MANCHESTER, N.H. — Political mailers are stuffed in their front doors, and the phone rings nonstop. Under a fall canopy of crimson and golden leaves, the battle for independent voters is being waged hour by hour in battleground New Hampshire.
The state offers just four electoral votes in next week's presidential election, but President Obama and challenger Mitt Romney are vying fiercely here for the remaining independent voters, who are decidedly ambivalent about both candidates.
Mr. Obama won a majority of independent voters in 2008 with visions of a post-partisan administration that could break the logjam in Washington after eight years under George W. Bush. But the gridlock remains, and Mr. Obama and Mr. Romney are competing for a rapidly diminishing number of independent voters, who could make up 30 percent or more of the electorate in a series of must-win states.
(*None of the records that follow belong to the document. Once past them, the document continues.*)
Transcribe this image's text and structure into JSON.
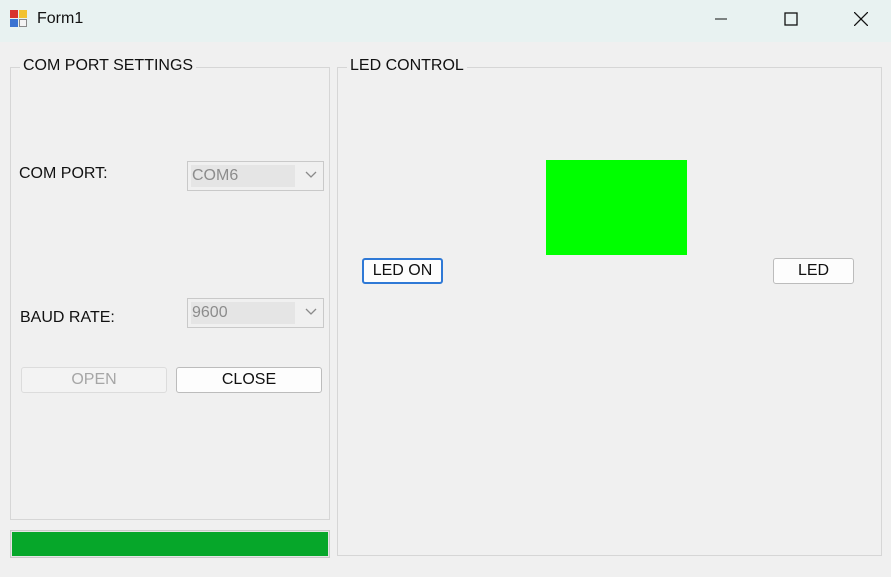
{
  "window": {
    "title": "Form1",
    "icons": [
      "app-icon",
      "minimize-icon",
      "maximize-icon",
      "close-icon"
    ]
  },
  "com_settings": {
    "group_title": "COM PORT SETTINGS",
    "com_port_label": "COM PORT:",
    "com_port_value": "COM6",
    "baud_rate_label": "BAUD RATE:",
    "baud_rate_value": "9600",
    "open_label": "OPEN",
    "close_label": "CLOSE"
  },
  "led_control": {
    "group_title": "LED CONTROL",
    "led_on_label": "LED ON",
    "led_label": "LED",
    "indicator_color": "#00ff00"
  },
  "progress": {
    "value_percent": 100,
    "color": "#06a72a"
  }
}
Polling by Pew Research found Mr. Obama and Mr. Romney virtually tied among independents throughout the fall, but the Republican has opened up a small lead with this group in recent days. Polling by The Washington Post and ABC News shows Mr. Romney leading among independents, which Mr. Romney's campaign points to as evidence of independents breaking his way.
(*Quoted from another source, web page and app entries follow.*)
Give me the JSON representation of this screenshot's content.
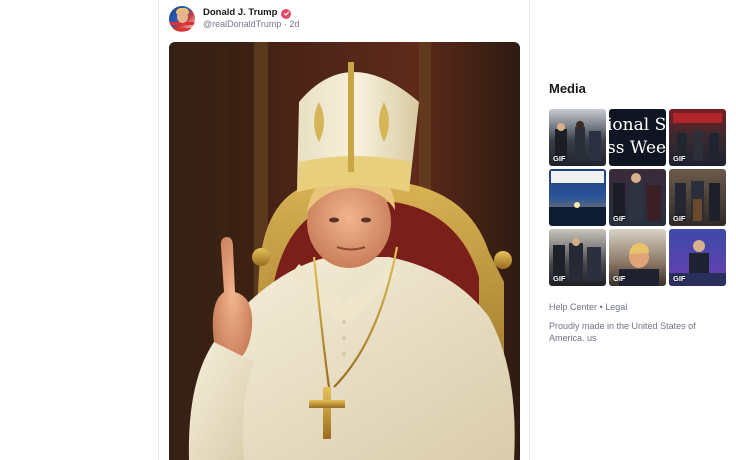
{
  "post": {
    "display_name": "Donald J. Trump",
    "handle": "@realDonaldTrump",
    "separator": "·",
    "age": "2d",
    "verified_color": "#e24a6a"
  },
  "sidebar": {
    "media_title": "Media",
    "thumbnails": [
      {
        "badge": "GIF",
        "caption": ""
      },
      {
        "badge": "",
        "caption": "ional Sm\nss Week"
      },
      {
        "badge": "GIF",
        "caption": ""
      },
      {
        "badge": "",
        "caption": ""
      },
      {
        "badge": "GIF",
        "caption": ""
      },
      {
        "badge": "GIF",
        "caption": ""
      },
      {
        "badge": "GIF",
        "caption": ""
      },
      {
        "badge": "GIF",
        "caption": ""
      },
      {
        "badge": "GIF",
        "caption": ""
      }
    ],
    "footer": {
      "help_center": "Help Center",
      "bullet": "•",
      "legal": "Legal",
      "made_in": "Proudly made in the United States of America. us"
    }
  }
}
"I probably will go with Romney," said Don Hodgman, an undecided Democrat from Manchester who voted for Mr. Obama last time. "I hate to say it — it's the lesser of two evils."
In nearby Nashua, Patty Cardin, an independent who works in retail, pointed to the vanity plate on her silver Chrysler Sebring. "My license plate says it all — FAITH," said Ms. Cardin, who said she voted absentee for Mr. Obama because she was turned off by the Republican's views on abortion.
"It was just a sense in my gut," she said outside her gym. "Obama is a little bit closer to getting us on the track to where we need to be."
Mr. Obama's campaign says it still holds a slight advantage with independents, approaching his level of support in 2008, when he won independents by about 8 points over Republican John McCain.
Independent voters are hardly monolithic — some tend to vote for Democrats, while others lean Republican. But their reach is considerable in a close election because they form sizable blocs in battleground states.
In 2008, independents made up 30 percent or more of the electorate in New Hampshire, Colorado, Iowa, Nevada and Ohio and approached that level in Florida, North Carolina, Wisconsin and Virginia, making their support even more critical this time around.
"Independents will decide the next president of the United States," said Romney pollster Neil Newhouse. "It's as simple as that."
In New Hampshire, independents formed about 45 percent of the electorate in 2008, making the quest for those voters a crucial part of the campaign.
Both the Obama and Romney campaigns are dispatching volunteers to the doorsteps of independents and undecided voters and keeping open a steady line of communication to try to lock in votes. Both campaigns estimate about 10 percent of New Hampshire voters still may be up for grabs — with many from the ranks of independents or the independent-minded — but agree those numbers are dwindling by the day.